--- TASK GOAL ---
Each entry here needs to be given again exactly.
### DATA LISTING ###
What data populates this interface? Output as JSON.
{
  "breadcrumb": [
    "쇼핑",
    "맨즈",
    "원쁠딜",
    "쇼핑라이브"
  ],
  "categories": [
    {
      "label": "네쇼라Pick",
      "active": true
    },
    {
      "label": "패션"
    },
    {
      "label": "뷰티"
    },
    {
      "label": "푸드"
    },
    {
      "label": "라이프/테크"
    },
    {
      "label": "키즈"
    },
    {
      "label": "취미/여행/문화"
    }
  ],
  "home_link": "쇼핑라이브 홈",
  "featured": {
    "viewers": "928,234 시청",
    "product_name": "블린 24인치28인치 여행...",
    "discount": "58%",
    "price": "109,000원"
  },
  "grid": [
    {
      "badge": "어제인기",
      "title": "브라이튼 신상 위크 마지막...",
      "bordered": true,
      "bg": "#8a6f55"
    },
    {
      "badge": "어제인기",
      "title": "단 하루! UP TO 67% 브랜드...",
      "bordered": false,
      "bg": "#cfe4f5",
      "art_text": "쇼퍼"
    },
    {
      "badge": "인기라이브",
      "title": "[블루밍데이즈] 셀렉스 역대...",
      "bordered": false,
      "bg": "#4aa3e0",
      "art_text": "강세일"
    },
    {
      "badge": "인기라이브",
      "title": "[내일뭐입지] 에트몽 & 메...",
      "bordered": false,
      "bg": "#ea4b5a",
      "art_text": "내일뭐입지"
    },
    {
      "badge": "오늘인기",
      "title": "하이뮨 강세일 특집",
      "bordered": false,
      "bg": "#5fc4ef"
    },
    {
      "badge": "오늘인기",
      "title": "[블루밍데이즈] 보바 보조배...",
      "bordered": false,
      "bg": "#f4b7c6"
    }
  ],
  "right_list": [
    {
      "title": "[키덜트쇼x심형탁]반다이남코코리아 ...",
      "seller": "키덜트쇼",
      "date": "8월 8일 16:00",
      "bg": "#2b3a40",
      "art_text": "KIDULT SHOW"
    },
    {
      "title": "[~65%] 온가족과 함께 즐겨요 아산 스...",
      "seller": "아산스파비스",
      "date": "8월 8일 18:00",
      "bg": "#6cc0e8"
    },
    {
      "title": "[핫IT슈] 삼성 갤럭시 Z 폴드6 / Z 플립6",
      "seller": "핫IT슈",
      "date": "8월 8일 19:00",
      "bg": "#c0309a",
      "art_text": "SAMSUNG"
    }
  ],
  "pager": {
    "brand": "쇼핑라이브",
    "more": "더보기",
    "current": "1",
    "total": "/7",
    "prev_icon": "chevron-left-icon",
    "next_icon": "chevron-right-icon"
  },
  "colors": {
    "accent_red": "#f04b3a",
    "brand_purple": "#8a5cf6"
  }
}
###
--- SOLUTION TO THIS PROBLEM ---
What data populates this interface? Output as JSON.
{
  "breadcrumb": [
    "쇼핑",
    "맨즈",
    "원쁠딜",
    "쇼핑라이브"
  ],
  "categories": [
    {
      "label": "네쇼라Pick",
      "active": true
    },
    {
      "label": "패션"
    },
    {
      "label": "뷰티"
    },
    {
      "label": "푸드"
    },
    {
      "label": "라이프/테크"
    },
    {
      "label": "키즈"
    },
    {
      "label": "취미/여행/문화"
    }
  ],
  "home_link": "쇼핑라이브 홈",
  "featured": {
    "viewers": "928,234 시청",
    "product_name": "블린 24인치28인치 여행...",
    "discount": "58%",
    "price": "109,000원"
  },
  "grid": [
    {
      "badge": "어제인기",
      "title": "브라이튼 신상 위크 마지막...",
      "bordered": true,
      "bg": "#8a6f55"
    },
    {
      "badge": "어제인기",
      "title": "단 하루! UP TO 67% 브랜드...",
      "bordered": false,
      "bg": "#cfe4f5",
      "art_text": "쇼퍼"
    },
    {
      "badge": "인기라이브",
      "title": "[블루밍데이즈] 셀렉스 역대...",
      "bordered": false,
      "bg": "#4aa3e0",
      "art_text": "강세일"
    },
    {
      "badge": "인기라이브",
      "title": "[내일뭐입지] 에트몽 & 메...",
      "bordered": false,
      "bg": "#ea4b5a",
      "art_text": "내일뭐입지"
    },
    {
      "badge": "오늘인기",
      "title": "하이뮨 강세일 특집",
      "bordered": false,
      "bg": "#5fc4ef"
    },
    {
      "badge": "오늘인기",
      "title": "[블루밍데이즈] 보바 보조배...",
      "bordered": false,
      "bg": "#f4b7c6"
    }
  ],
  "right_list": [
    {
      "title": "[키덜트쇼x심형탁]반다이남코코리아 ...",
      "seller": "키덜트쇼",
      "date": "8월 8일 16:00",
      "bg": "#2b3a40",
      "art_text": "KIDULT SHOW"
    },
    {
      "title": "[~65%] 온가족과 함께 즐겨요 아산 스...",
      "seller": "아산스파비스",
      "date": "8월 8일 18:00",
      "bg": "#6cc0e8"
    },
    {
      "title": "[핫IT슈] 삼성 갤럭시 Z 폴드6 / Z 플립6",
      "seller": "핫IT슈",
      "date": "8월 8일 19:00",
      "bg": "#c0309a",
      "art_text": "SAMSUNG"
    }
  ],
  "pager": {
    "brand": "쇼핑라이브",
    "more": "더보기",
    "current": "1",
    "total": "/7",
    "prev_icon": "chevron-left-icon",
    "next_icon": "chevron-right-icon"
  },
  "colors": {
    "accent_red": "#f04b3a",
    "brand_purple": "#8a5cf6"
  }
}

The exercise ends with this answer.